Using Qubit Placeholders

In PyQuil, we typically use integers to identify qubits

from pyquil.quil import Program
from pyquil.gates import CNOT, H
print(Program(H(0), CNOT(0, 1)))
H 0
CNOT 0 1

However, when running on real, near-term QPUs we care about what particular physical qubits our program will run on. In fact, we may want to run the same program on an assortment of different qubits. This is where using QubitPlaceholders comes in.

from pyquil.quilatom import QubitPlaceholder
q0 = QubitPlaceholder()
q1 = QubitPlaceholder()
prog = Program(H(q0), CNOT(q0, q1))
H {q4402789176}
CNOT {q4402789176} {q4402789120}

If you try to use this program directly, it will not work


RuntimeError                              Traceback (most recent call last)

<ipython-input-3-da474d3af403> in <module>()
----> 1 print(prog.out())


pyquil/pyquil/ in out(self)
     53 class QubitPlaceholder(QuilAtom):
     54     def out(self):
---> 55         raise RuntimeError("Qubit {} has not been assigned an index".format(self))
     57     def __str__(self):

RuntimeError: Qubit q4402789176 has not been assigned an index

Instead, you must explicitly map the placeholders to physical qubits.

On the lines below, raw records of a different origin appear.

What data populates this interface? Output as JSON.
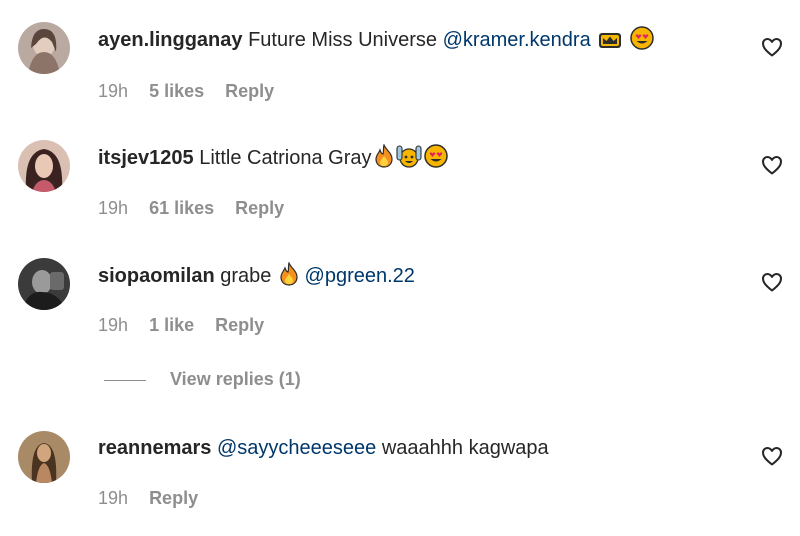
{
  "comments": [
    {
      "username": "ayen.lingganay",
      "text": "Future Miss Universe",
      "mention": "@kramer.kendra",
      "emojis": [
        "crown",
        "heart-eyes"
      ],
      "time": "19h",
      "likes": "5 likes",
      "reply": "Reply"
    },
    {
      "username": "itsjev1205",
      "text": "Little Catriona Gray",
      "mention": "",
      "emojis": [
        "fire",
        "raising-hands",
        "heart-eyes"
      ],
      "time": "19h",
      "likes": "61 likes",
      "reply": "Reply"
    },
    {
      "username": "siopaomilan",
      "text": "grabe",
      "mention": "@pgreen.22",
      "emojis": [
        "fire"
      ],
      "time": "19h",
      "likes": "1 like",
      "reply": "Reply",
      "view_replies": "View replies (1)"
    },
    {
      "username": "reannemars",
      "text": "waaahhh kagwapa",
      "mention": "@sayycheeeseee",
      "emojis": [],
      "time": "19h",
      "likes": "",
      "reply": "Reply"
    }
  ],
  "colors": {
    "text": "#262626",
    "mention": "#00376b",
    "meta": "#8e8e8e"
  }
}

By default, the function address_qubits will address qubits from 0 to N.

from pyquil.quil import address_qubits
H 0
CNOT 0 1

The real power comes into play when you provide an explicit mapping

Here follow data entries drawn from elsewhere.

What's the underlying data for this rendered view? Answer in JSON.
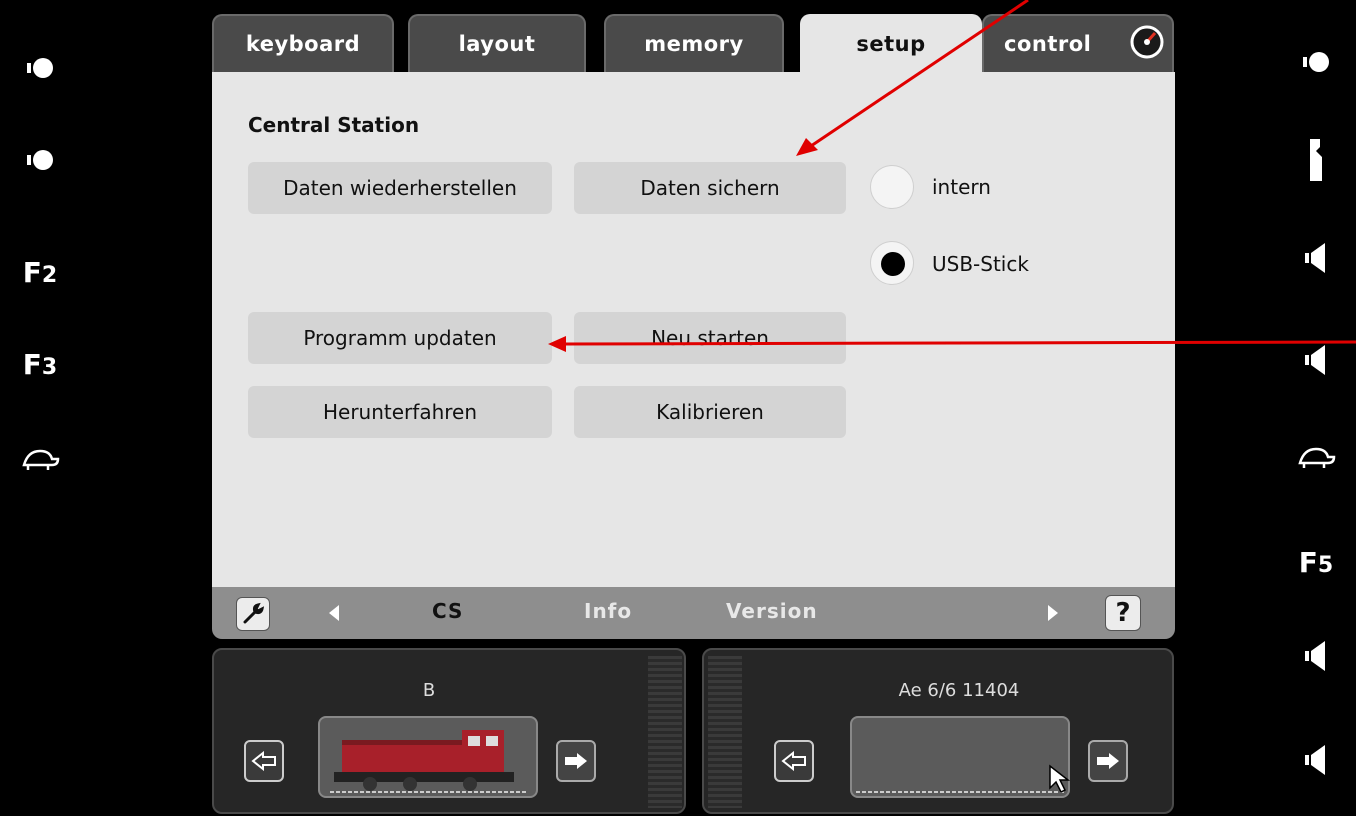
{
  "left_functions": [
    {
      "icon": "light-icon",
      "label": ""
    },
    {
      "icon": "light-icon",
      "label": ""
    },
    {
      "icon": "function-icon",
      "label": "F",
      "num": "2"
    },
    {
      "icon": "function-icon",
      "label": "F",
      "num": "3"
    },
    {
      "icon": "turtle-icon",
      "label": ""
    }
  ],
  "right_functions": [
    {
      "icon": "light-icon",
      "label": ""
    },
    {
      "icon": "coupler-icon",
      "label": ""
    },
    {
      "icon": "horn-icon",
      "label": ""
    },
    {
      "icon": "horn-icon",
      "label": ""
    },
    {
      "icon": "turtle-icon",
      "label": ""
    },
    {
      "icon": "function-icon",
      "label": "F",
      "num": "5"
    },
    {
      "icon": "horn-icon",
      "label": ""
    },
    {
      "icon": "horn-icon",
      "label": ""
    }
  ],
  "tabs": [
    {
      "label": "keyboard",
      "active": false
    },
    {
      "label": "layout",
      "active": false
    },
    {
      "label": "memory",
      "active": false
    },
    {
      "label": "setup",
      "active": true
    },
    {
      "label": "control",
      "active": false
    }
  ],
  "setup": {
    "section_title": "Central Station",
    "buttons": {
      "restore": "Daten wiederherstellen",
      "backup": "Daten sichern",
      "update": "Programm updaten",
      "restart": "Neu starten",
      "shutdown": "Herunterfahren",
      "calibrate": "Kalibrieren"
    },
    "storage": {
      "options": [
        "intern",
        "USB-Stick"
      ],
      "selected": "USB-Stick"
    }
  },
  "subnav": {
    "items": [
      {
        "label": "CS",
        "active": true
      },
      {
        "label": "Info",
        "active": false
      },
      {
        "label": "Version",
        "active": false
      }
    ],
    "help_label": "?"
  },
  "slots": {
    "left": {
      "name": "B"
    },
    "right": {
      "name": "Ae 6/6 11404"
    }
  },
  "colors": {
    "panel_bg": "#e6e6e6",
    "tab_inactive": "#4a4a4a",
    "annotation": "#e00000",
    "loco_red": "#a8202a"
  }
}
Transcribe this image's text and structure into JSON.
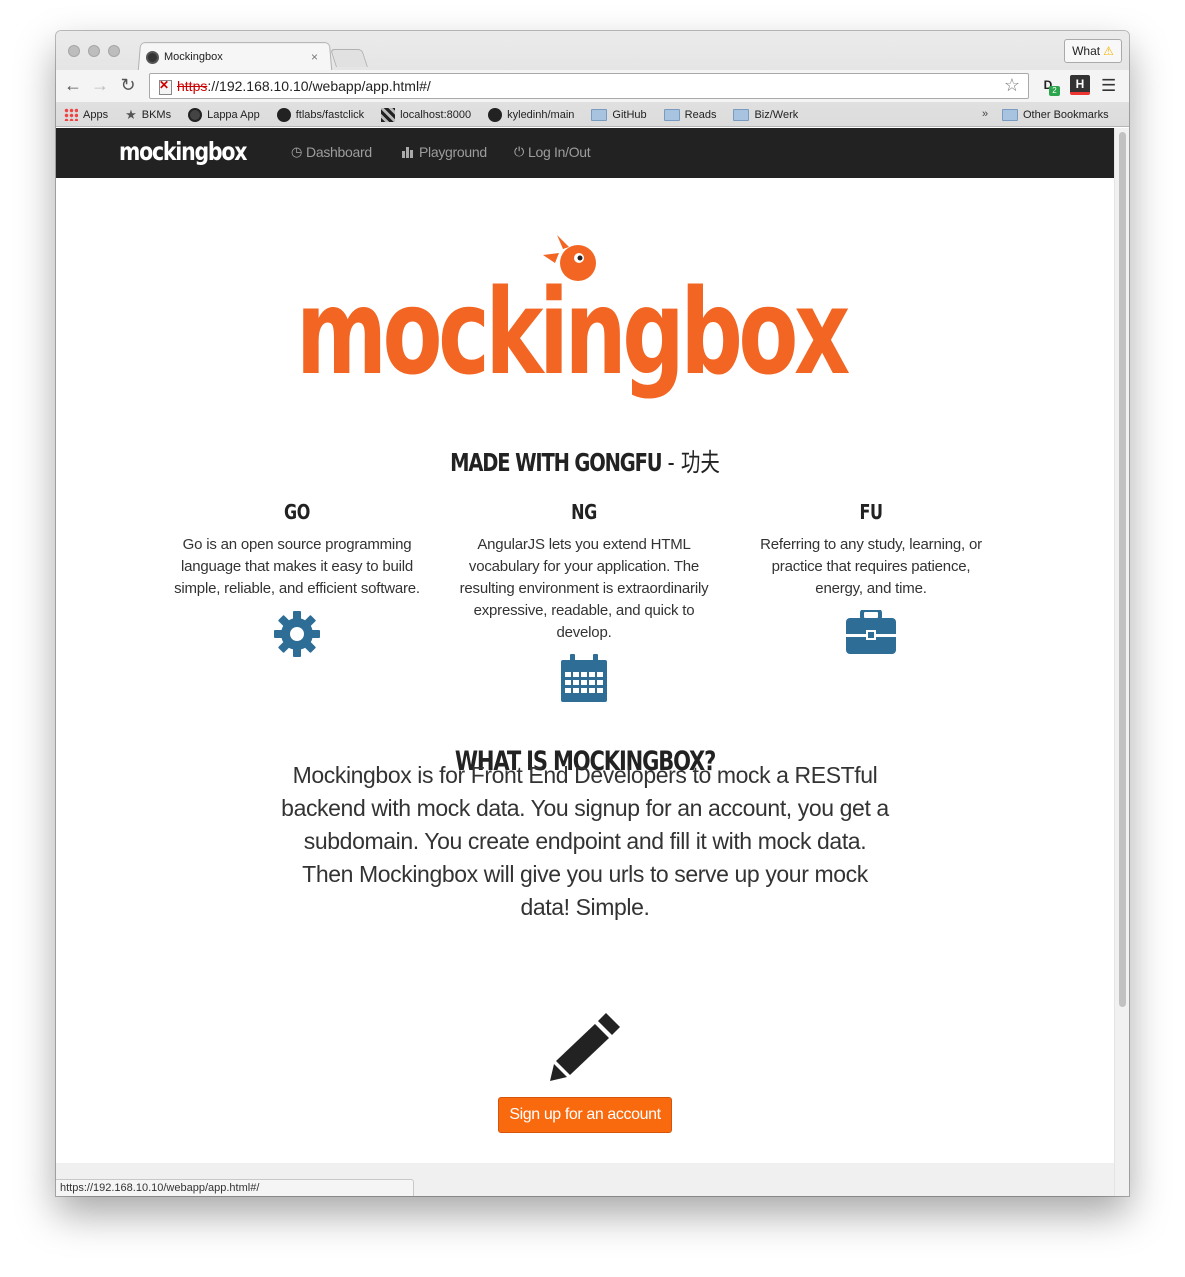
{
  "browser": {
    "tab_title": "Mockingbox",
    "tab_close": "×",
    "what_label": "What",
    "url_scheme": "https",
    "url_rest": "://192.168.10.10/webapp/app.html#/",
    "bookmarks": [
      "Apps",
      "BKMs",
      "Lappa App",
      "ftlabs/fastclick",
      "localhost:8000",
      "kyledinh/main",
      "GitHub",
      "Reads",
      "Biz/Werk"
    ],
    "bookmarks_more": "»",
    "other_bookmarks": "Other Bookmarks",
    "ext_d_badge": "2",
    "ext_h": "H",
    "ext_d": "D",
    "status_url": "https://192.168.10.10/webapp/app.html#/"
  },
  "nav": {
    "brand": "mockingbox",
    "items": [
      "Dashboard",
      "Playground",
      "Log In/Out"
    ]
  },
  "hero": {
    "logo": "mockingbox"
  },
  "gongfu": {
    "title": "MADE WITH GONGFU",
    "subtitle": " - 功夫",
    "columns": [
      {
        "title": "GO",
        "text": "Go is an open source programming language that makes it easy to build simple, reliable, and efficient software.",
        "icon": "gear-icon"
      },
      {
        "title": "NG",
        "text": "AngularJS lets you extend HTML vocabulary for your application. The resulting environment is extraordinarily expressive, readable, and quick to develop.",
        "icon": "calendar-icon"
      },
      {
        "title": "FU",
        "text": "Referring to any study, learning, or practice that requires patience, energy, and time.",
        "icon": "briefcase-icon"
      }
    ]
  },
  "about": {
    "title": "WHAT IS MOCKINGBOX?",
    "text": "Mockingbox is for Front End Developers to mock a RESTful backend with mock data. You signup for an account, you get a subdomain. You create endpoint and fill it with mock data. Then Mockingbox will give you urls to serve up your mock data! Simple."
  },
  "cta": {
    "label": "Sign up for an account"
  },
  "colors": {
    "brand_orange": "#f26522",
    "button_orange": "#f96a0e",
    "icon_blue": "#2e6d96",
    "navbar": "#222222"
  }
}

print(address_qubits(prog, qubit_mapping={
    q0: 14,
    q1: 19,
H 14
CNOT 14 19


Usually, your algorithm will use an assortment of qubits. You can use the convenience function QubitPlaceholder.register() to request a list of qubits to build your program.

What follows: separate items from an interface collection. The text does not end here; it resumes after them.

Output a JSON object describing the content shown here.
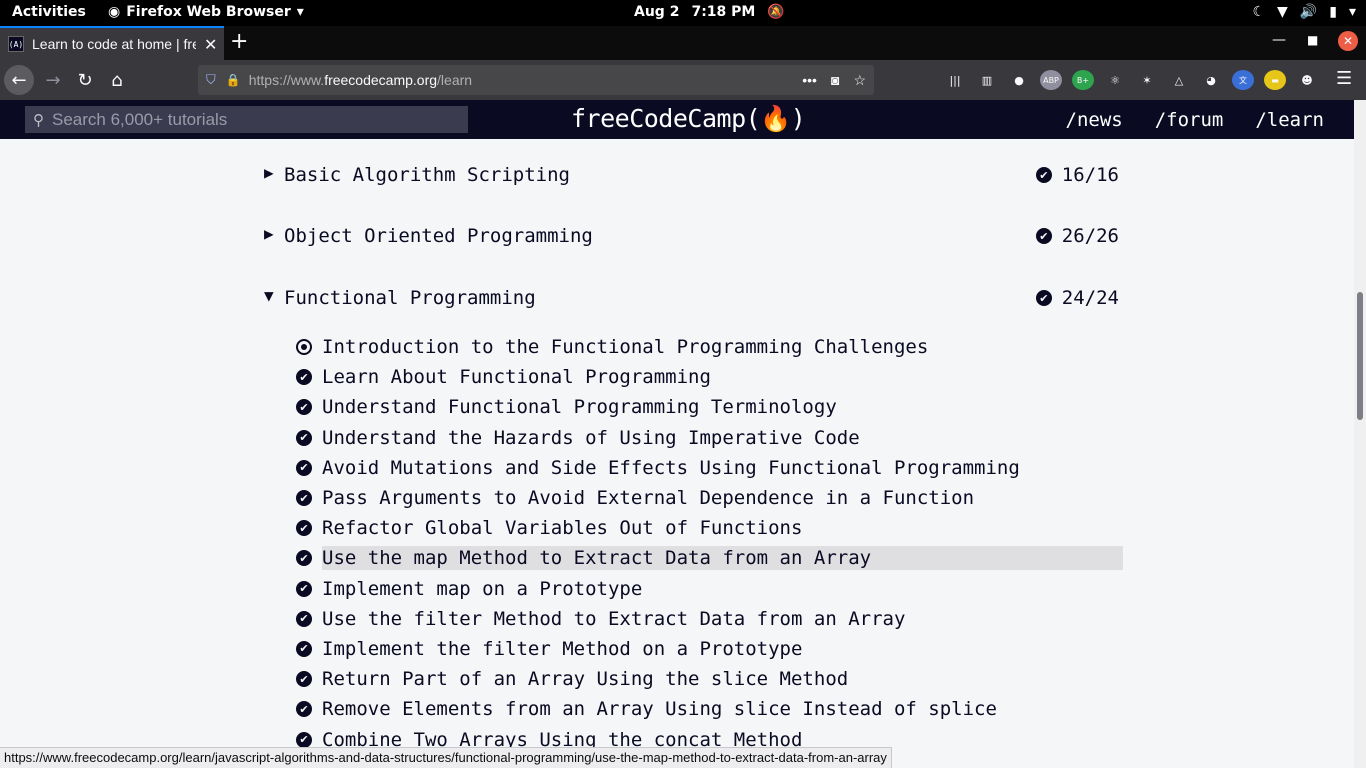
{
  "system_bar": {
    "activities": "Activities",
    "app_name": "Firefox Web Browser",
    "date": "Aug 2",
    "time": "7:18 PM"
  },
  "browser": {
    "tab_title": "Learn to code at home | fre",
    "favicon_text": "(A)",
    "url_prefix": "https://www.",
    "url_host": "freecodecamp.org",
    "url_path": "/learn",
    "status_url": "https://www.freecodecamp.org/learn/javascript-algorithms-and-data-structures/functional-programming/use-the-map-method-to-extract-data-from-an-array"
  },
  "toolbar_icons": [
    "library-icon",
    "reader-view-icon",
    "account-icon",
    "adblock-plus-icon",
    "bplus-icon",
    "react-devtools-icon",
    "octopus-extension-icon",
    "triangle-extension-icon",
    "owl-extension-icon",
    "translate-icon",
    "yellow-extension-icon",
    "ghost-extension-icon"
  ],
  "fcc": {
    "search_placeholder": "Search 6,000+ tutorials",
    "logo": "freeCodeCamp(🔥)",
    "nav": [
      "/news",
      "/forum",
      "/learn"
    ]
  },
  "blocks": [
    {
      "name": "Basic Algorithm Scripting",
      "progress": "16/16",
      "expanded": false
    },
    {
      "name": "Object Oriented Programming",
      "progress": "26/26",
      "expanded": false
    },
    {
      "name": "Functional Programming",
      "progress": "24/24",
      "expanded": true
    }
  ],
  "challenges": [
    {
      "title": "Introduction to the Functional Programming Challenges",
      "status": "intro"
    },
    {
      "title": "Learn About Functional Programming",
      "status": "done"
    },
    {
      "title": "Understand Functional Programming Terminology",
      "status": "done"
    },
    {
      "title": "Understand the Hazards of Using Imperative Code",
      "status": "done"
    },
    {
      "title": "Avoid Mutations and Side Effects Using Functional Programming",
      "status": "done"
    },
    {
      "title": "Pass Arguments to Avoid External Dependence in a Function",
      "status": "done"
    },
    {
      "title": "Refactor Global Variables Out of Functions",
      "status": "done"
    },
    {
      "title": "Use the map Method to Extract Data from an Array",
      "status": "done",
      "hovered": true
    },
    {
      "title": "Implement map on a Prototype",
      "status": "done"
    },
    {
      "title": "Use the filter Method to Extract Data from an Array",
      "status": "done"
    },
    {
      "title": "Implement the filter Method on a Prototype",
      "status": "done"
    },
    {
      "title": "Return Part of an Array Using the slice Method",
      "status": "done"
    },
    {
      "title": "Remove Elements from an Array Using slice Instead of splice",
      "status": "done"
    },
    {
      "title": "Combine Two Arrays Using the concat Method",
      "status": "done"
    }
  ],
  "colors": {
    "fcc_navy": "#0a0a23",
    "page_bg": "#f5f6f7",
    "hover_bg": "#dfdfe2"
  }
}
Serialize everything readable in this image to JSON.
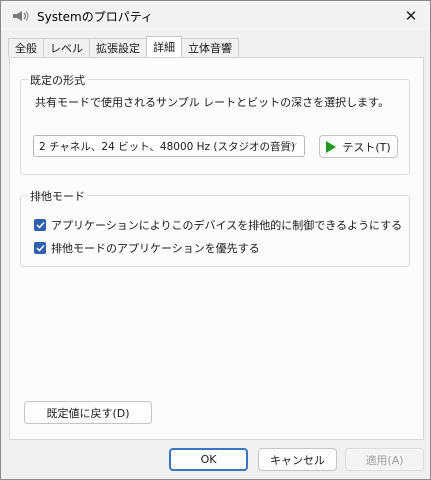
{
  "window": {
    "title": "Systemのプロパティ"
  },
  "tabs": [
    {
      "label": "全般"
    },
    {
      "label": "レベル"
    },
    {
      "label": "拡張設定"
    },
    {
      "label": "詳細"
    },
    {
      "label": "立体音響"
    }
  ],
  "default_format": {
    "group_label": "既定の形式",
    "description": "共有モードで使用されるサンプル レートとビットの深さを選択します。",
    "selected_format": "2 チャネル、24 ビット、48000 Hz (スタジオの音質)",
    "test_button": "テスト(T)"
  },
  "exclusive_mode": {
    "group_label": "排他モード",
    "options": [
      {
        "label": "アプリケーションによりこのデバイスを排他的に制御できるようにする",
        "checked": true
      },
      {
        "label": "排他モードのアプリケーションを優先する",
        "checked": true
      }
    ]
  },
  "restore_defaults_button": "既定値に戻す(D)",
  "footer": {
    "ok": "OK",
    "cancel": "キャンセル",
    "apply": "適用(A)"
  }
}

qbyte = QubitPlaceholder.register(8)
prog2 = Program(H(q) for q in qbyte)
print(address_qubits(prog2, {q: i*2 for i, q in enumerate(qbyte)}))
H 0
H 2
H 4
H 6
H 8
H 10
H 12
H 14